■ **WHAT YOU WILL DO**: Retype every entry precisely and keep each line whole.

=== Section Start ===

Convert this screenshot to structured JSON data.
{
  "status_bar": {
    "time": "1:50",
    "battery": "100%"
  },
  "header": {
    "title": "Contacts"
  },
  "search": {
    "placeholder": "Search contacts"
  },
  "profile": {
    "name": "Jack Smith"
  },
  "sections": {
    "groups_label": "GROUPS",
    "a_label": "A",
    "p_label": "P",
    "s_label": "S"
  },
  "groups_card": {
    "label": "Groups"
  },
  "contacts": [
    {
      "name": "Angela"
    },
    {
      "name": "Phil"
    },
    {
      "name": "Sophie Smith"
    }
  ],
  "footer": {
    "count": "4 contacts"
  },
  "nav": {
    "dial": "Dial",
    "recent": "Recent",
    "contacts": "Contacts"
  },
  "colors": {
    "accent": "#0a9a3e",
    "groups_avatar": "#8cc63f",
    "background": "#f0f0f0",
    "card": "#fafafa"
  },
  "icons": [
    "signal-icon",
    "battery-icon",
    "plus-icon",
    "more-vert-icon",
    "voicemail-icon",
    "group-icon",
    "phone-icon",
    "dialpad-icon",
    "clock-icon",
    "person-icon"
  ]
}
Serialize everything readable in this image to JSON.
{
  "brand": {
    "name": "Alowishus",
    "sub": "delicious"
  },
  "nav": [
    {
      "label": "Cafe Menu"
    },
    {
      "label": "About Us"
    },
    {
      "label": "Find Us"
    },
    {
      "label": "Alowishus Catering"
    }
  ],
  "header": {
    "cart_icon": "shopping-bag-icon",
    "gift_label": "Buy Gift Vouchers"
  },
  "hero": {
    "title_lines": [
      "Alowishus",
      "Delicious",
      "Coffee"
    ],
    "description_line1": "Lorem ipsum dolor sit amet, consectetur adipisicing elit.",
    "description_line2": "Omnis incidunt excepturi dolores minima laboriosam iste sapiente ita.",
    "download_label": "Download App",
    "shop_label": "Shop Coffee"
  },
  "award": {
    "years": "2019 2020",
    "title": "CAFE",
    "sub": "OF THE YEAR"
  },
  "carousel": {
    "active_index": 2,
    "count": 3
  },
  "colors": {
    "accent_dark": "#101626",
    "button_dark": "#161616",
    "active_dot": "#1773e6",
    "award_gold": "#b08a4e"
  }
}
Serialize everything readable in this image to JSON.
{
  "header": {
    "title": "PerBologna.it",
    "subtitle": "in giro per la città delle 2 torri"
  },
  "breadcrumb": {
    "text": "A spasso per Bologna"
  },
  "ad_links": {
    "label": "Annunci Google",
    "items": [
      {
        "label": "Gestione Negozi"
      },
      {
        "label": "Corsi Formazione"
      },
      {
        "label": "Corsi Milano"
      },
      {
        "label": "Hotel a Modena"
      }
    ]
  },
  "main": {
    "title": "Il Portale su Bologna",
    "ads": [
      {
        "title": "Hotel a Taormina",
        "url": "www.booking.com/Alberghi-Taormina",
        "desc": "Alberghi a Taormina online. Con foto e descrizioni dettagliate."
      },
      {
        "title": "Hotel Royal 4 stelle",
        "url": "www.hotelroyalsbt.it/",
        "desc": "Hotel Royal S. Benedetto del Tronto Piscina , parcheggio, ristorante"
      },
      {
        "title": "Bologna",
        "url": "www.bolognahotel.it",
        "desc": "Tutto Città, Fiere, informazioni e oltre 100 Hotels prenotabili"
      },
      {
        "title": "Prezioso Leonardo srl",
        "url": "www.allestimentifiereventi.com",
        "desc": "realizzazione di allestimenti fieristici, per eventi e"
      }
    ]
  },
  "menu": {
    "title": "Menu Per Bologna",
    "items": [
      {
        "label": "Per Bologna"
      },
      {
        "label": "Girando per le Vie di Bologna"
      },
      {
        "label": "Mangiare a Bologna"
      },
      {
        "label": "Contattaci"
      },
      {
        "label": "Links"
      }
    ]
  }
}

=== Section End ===

■ **THE COMPLETED TASK**:
Convert this screenshot to structured JSON data.
{
  "status_bar": {
    "time": "1:50",
    "battery": "100%"
  },
  "header": {
    "title": "Contacts"
  },
  "search": {
    "placeholder": "Search contacts"
  },
  "profile": {
    "name": "Jack Smith"
  },
  "sections": {
    "groups_label": "GROUPS",
    "a_label": "A",
    "p_label": "P",
    "s_label": "S"
  },
  "groups_card": {
    "label": "Groups"
  },
  "contacts": [
    {
      "name": "Angela"
    },
    {
      "name": "Phil"
    },
    {
      "name": "Sophie Smith"
    }
  ],
  "footer": {
    "count": "4 contacts"
  },
  "nav": {
    "dial": "Dial",
    "recent": "Recent",
    "contacts": "Contacts"
  },
  "colors": {
    "accent": "#0a9a3e",
    "groups_avatar": "#8cc63f",
    "background": "#f0f0f0",
    "card": "#fafafa"
  },
  "icons": [
    "signal-icon",
    "battery-icon",
    "plus-icon",
    "more-vert-icon",
    "voicemail-icon",
    "group-icon",
    "phone-icon",
    "dialpad-icon",
    "clock-icon",
    "person-icon"
  ]
}
Serialize everything readable in this image to JSON.
{
  "brand": {
    "name": "Alowishus",
    "sub": "delicious"
  },
  "nav": [
    {
      "label": "Cafe Menu"
    },
    {
      "label": "About Us"
    },
    {
      "label": "Find Us"
    },
    {
      "label": "Alowishus Catering"
    }
  ],
  "header": {
    "cart_icon": "shopping-bag-icon",
    "gift_label": "Buy Gift Vouchers"
  },
  "hero": {
    "title_lines": [
      "Alowishus",
      "Delicious",
      "Coffee"
    ],
    "description_line1": "Lorem ipsum dolor sit amet, consectetur adipisicing elit.",
    "description_line2": "Omnis incidunt excepturi dolores minima laboriosam iste sapiente ita.",
    "download_label": "Download App",
    "shop_label": "Shop Coffee"
  },
  "award": {
    "years": "2019 2020",
    "title": "CAFE",
    "sub": "OF THE YEAR"
  },
  "carousel": {
    "active_index": 2,
    "count": 3
  },
  "colors": {
    "accent_dark": "#101626",
    "button_dark": "#161616",
    "active_dot": "#1773e6",
    "award_gold": "#b08a4e"
  }
}
Serialize everything readable in this image to JSON.
{
  "header": {
    "title": "PerBologna.it",
    "subtitle": "in giro per la città delle 2 torri"
  },
  "breadcrumb": {
    "text": "A spasso per Bologna"
  },
  "ad_links": {
    "label": "Annunci Google",
    "items": [
      {
        "label": "Gestione Negozi"
      },
      {
        "label": "Corsi Formazione"
      },
      {
        "label": "Corsi Milano"
      },
      {
        "label": "Hotel a Modena"
      }
    ]
  },
  "main": {
    "title": "Il Portale su Bologna",
    "ads": [
      {
        "title": "Hotel a Taormina",
        "url": "www.booking.com/Alberghi-Taormina",
        "desc": "Alberghi a Taormina online. Con foto e descrizioni dettagliate."
      },
      {
        "title": "Hotel Royal 4 stelle",
        "url": "www.hotelroyalsbt.it/",
        "desc": "Hotel Royal S. Benedetto del Tronto Piscina , parcheggio, ristorante"
      },
      {
        "title": "Bologna",
        "url": "www.bolognahotel.it",
        "desc": "Tutto Città, Fiere, informazioni e oltre 100 Hotels prenotabili"
      },
      {
        "title": "Prezioso Leonardo srl",
        "url": "www.allestimentifiereventi.com",
        "desc": "realizzazione di allestimenti fieristici, per eventi e"
      }
    ]
  },
  "menu": {
    "title": "Menu Per Bologna",
    "items": [
      {
        "label": "Per Bologna"
      },
      {
        "label": "Girando per le Vie di Bologna"
      },
      {
        "label": "Mangiare a Bologna"
      },
      {
        "label": "Contattaci"
      },
      {
        "label": "Links"
      }
    ]
  }
}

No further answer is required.